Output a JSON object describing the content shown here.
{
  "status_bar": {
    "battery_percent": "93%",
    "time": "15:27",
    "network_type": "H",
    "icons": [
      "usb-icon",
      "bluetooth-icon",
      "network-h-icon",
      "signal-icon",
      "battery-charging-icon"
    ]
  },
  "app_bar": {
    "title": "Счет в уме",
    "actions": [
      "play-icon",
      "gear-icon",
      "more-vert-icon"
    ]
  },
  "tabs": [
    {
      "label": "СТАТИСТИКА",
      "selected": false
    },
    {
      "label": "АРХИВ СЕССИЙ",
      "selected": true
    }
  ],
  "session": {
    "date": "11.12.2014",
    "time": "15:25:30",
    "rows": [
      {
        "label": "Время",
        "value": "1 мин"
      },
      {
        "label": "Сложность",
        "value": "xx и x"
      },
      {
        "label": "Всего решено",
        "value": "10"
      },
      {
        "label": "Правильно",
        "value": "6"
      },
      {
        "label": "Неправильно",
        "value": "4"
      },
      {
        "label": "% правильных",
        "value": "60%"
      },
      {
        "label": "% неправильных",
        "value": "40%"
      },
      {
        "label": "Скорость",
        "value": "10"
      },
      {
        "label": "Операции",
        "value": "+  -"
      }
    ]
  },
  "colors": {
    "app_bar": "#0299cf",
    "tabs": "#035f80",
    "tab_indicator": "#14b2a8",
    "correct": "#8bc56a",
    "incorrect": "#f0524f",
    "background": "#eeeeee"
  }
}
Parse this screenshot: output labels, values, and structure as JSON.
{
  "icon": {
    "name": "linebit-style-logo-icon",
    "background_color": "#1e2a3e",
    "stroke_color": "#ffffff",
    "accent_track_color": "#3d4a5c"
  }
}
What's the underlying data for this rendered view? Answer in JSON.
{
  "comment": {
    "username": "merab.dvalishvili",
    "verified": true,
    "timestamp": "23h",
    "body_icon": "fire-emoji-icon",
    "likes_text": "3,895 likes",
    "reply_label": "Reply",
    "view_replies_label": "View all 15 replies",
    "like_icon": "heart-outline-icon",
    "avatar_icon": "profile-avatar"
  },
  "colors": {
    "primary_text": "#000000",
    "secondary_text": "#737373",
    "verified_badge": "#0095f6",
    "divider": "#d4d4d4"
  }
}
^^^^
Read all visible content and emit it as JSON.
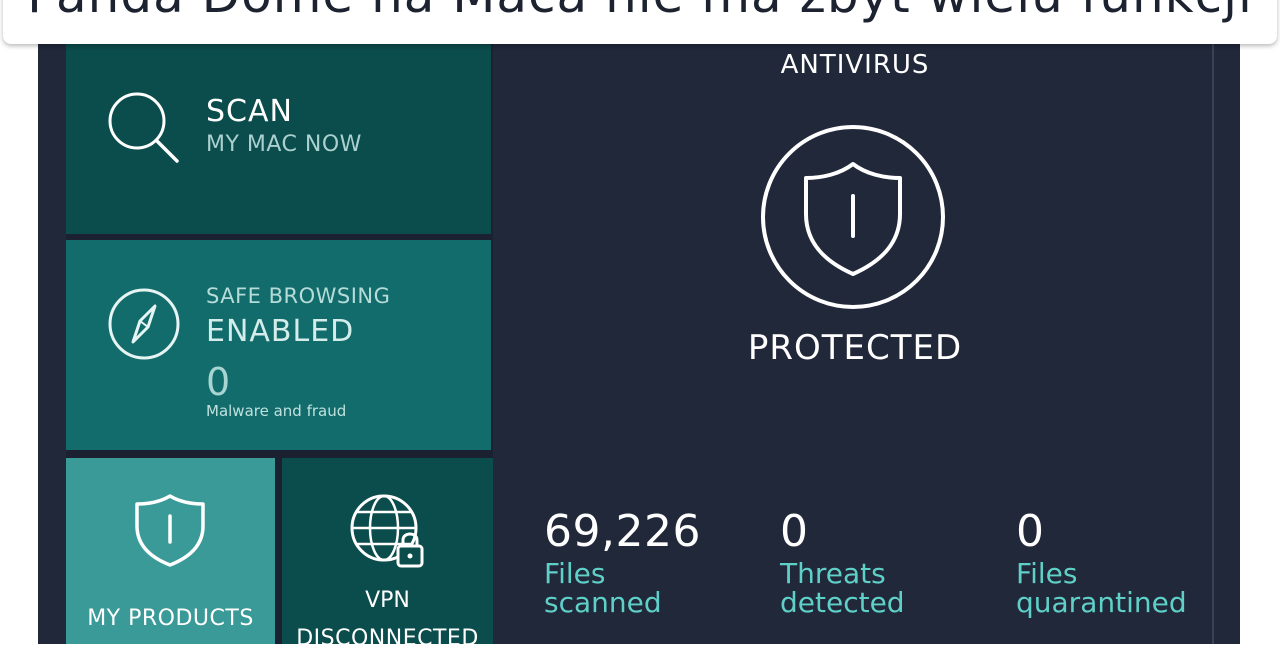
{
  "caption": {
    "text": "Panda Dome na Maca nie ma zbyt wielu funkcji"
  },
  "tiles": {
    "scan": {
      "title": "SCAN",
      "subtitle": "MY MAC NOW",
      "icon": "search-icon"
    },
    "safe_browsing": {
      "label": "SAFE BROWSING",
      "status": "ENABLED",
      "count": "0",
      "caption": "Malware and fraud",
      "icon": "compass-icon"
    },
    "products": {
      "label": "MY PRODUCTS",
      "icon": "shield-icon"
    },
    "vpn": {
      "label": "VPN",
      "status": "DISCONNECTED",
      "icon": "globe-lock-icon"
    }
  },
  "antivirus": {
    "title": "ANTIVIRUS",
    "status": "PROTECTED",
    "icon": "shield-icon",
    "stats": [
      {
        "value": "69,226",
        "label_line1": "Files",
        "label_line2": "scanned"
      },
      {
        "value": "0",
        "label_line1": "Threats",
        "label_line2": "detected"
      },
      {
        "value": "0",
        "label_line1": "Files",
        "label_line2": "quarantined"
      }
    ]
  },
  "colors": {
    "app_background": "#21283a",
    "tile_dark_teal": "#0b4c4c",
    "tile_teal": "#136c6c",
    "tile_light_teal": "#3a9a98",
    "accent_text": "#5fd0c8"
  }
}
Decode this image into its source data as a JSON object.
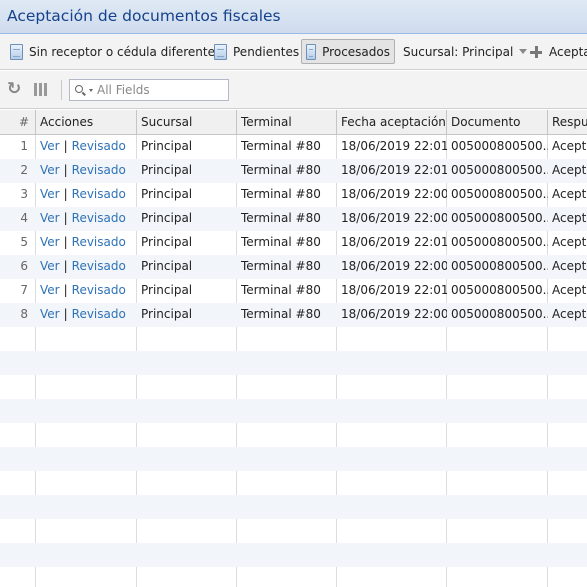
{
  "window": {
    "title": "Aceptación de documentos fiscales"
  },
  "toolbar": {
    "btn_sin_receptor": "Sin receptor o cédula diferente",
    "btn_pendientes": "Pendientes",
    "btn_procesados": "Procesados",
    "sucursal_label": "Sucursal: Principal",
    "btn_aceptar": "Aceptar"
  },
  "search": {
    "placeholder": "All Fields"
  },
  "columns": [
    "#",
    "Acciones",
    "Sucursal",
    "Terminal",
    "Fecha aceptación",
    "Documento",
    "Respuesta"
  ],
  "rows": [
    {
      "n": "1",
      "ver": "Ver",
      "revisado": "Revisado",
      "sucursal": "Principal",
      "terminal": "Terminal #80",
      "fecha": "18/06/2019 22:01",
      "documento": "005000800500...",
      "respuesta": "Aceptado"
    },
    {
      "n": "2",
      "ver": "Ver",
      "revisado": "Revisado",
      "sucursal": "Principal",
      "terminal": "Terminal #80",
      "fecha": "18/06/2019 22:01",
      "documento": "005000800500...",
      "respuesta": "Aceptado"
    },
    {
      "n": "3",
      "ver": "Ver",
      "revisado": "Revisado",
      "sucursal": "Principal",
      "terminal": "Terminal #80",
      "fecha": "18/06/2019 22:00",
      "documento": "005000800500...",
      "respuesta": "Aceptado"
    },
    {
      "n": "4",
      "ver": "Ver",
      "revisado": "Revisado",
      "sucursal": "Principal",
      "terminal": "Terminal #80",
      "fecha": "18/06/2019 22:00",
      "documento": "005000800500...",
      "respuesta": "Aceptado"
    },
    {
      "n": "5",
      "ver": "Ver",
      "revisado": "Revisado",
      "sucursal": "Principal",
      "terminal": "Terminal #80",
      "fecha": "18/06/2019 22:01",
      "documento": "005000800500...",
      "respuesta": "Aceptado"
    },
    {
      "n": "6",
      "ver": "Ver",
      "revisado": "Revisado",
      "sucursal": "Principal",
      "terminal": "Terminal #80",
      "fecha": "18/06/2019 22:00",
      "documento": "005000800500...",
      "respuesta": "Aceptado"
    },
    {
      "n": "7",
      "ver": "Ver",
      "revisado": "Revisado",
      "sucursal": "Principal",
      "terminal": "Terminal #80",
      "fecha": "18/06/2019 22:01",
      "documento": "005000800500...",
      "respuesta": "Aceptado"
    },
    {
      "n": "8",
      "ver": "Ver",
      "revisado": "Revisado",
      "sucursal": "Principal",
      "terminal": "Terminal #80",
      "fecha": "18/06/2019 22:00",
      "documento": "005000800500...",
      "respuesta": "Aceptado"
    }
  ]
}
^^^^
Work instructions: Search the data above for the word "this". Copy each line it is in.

Exercise result:
Parse this screenshot: output labels, values, and structure as JSON.
What's the underlying data for this rendered view? Answer in JSON.
Decode this image into its source data as a JSON object.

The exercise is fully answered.